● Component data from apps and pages
═══
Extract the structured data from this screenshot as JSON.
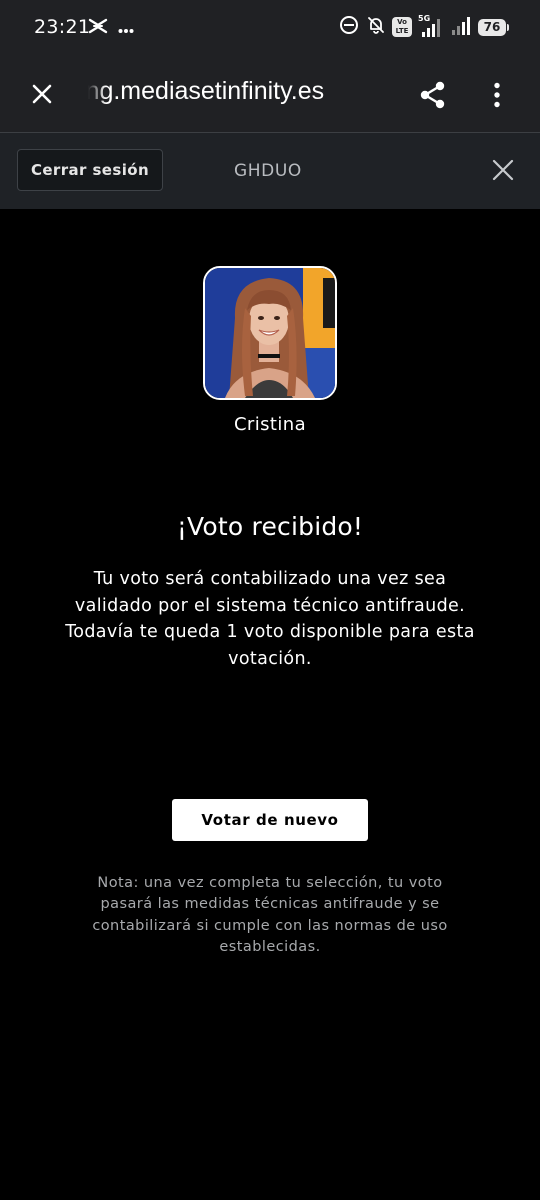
{
  "status_bar": {
    "time": "23:21",
    "left_icons": [
      "capcut-icon",
      "more-dots-icon"
    ],
    "right_icons": [
      "link-icon",
      "bell-off-icon",
      "volte-icon",
      "signal-5g-icon",
      "signal-icon",
      "battery-icon"
    ],
    "volte_top": "Vo",
    "volte_bottom": "LTE",
    "network": "5G",
    "battery": "76"
  },
  "browser": {
    "url": "ing.mediasetinfinity.es",
    "close_icon": "close-icon",
    "share_icon": "share-icon",
    "menu_icon": "more-vert-icon"
  },
  "site_header": {
    "logout_label": "Cerrar sesión",
    "title": "GHDUO",
    "close_icon": "close-icon"
  },
  "candidate": {
    "name": "Cristina",
    "photo_icon": "candidate-photo"
  },
  "confirmation": {
    "title": "¡Voto recibido!",
    "message": "Tu voto será contabilizado una vez sea validado por el sistema técnico antifraude. Todavía te queda 1 voto disponible para esta votación."
  },
  "vote_again_label": "Votar de nuevo",
  "note": "Nota: una vez completa tu selección, tu voto pasará las medidas técnicas antifraude y se contabilizará si cumple con las normas de uso establecidas.",
  "colors": {
    "background": "#000000",
    "chrome_bar": "#202124",
    "site_header": "#1f2226",
    "text_primary": "#ffffff",
    "text_muted": "#a7a9ac",
    "button_bg": "#ffffff"
  }
}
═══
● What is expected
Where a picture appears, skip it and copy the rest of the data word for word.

● Response
Extract the structured data from this screenshot as JSON.
{
  "status_bar": {
    "time": "23:21",
    "left_icons": [
      "capcut-icon",
      "more-dots-icon"
    ],
    "right_icons": [
      "link-icon",
      "bell-off-icon",
      "volte-icon",
      "signal-5g-icon",
      "signal-icon",
      "battery-icon"
    ],
    "volte_top": "Vo",
    "volte_bottom": "LTE",
    "network": "5G",
    "battery": "76"
  },
  "browser": {
    "url": "ing.mediasetinfinity.es",
    "close_icon": "close-icon",
    "share_icon": "share-icon",
    "menu_icon": "more-vert-icon"
  },
  "site_header": {
    "logout_label": "Cerrar sesión",
    "title": "GHDUO",
    "close_icon": "close-icon"
  },
  "candidate": {
    "name": "Cristina",
    "photo_icon": "candidate-photo"
  },
  "confirmation": {
    "title": "¡Voto recibido!",
    "message": "Tu voto será contabilizado una vez sea validado por el sistema técnico antifraude. Todavía te queda 1 voto disponible para esta votación."
  },
  "vote_again_label": "Votar de nuevo",
  "note": "Nota: una vez completa tu selección, tu voto pasará las medidas técnicas antifraude y se contabilizará si cumple con las normas de uso establecidas.",
  "colors": {
    "background": "#000000",
    "chrome_bar": "#202124",
    "site_header": "#1f2226",
    "text_primary": "#ffffff",
    "text_muted": "#a7a9ac",
    "button_bg": "#ffffff"
  }
}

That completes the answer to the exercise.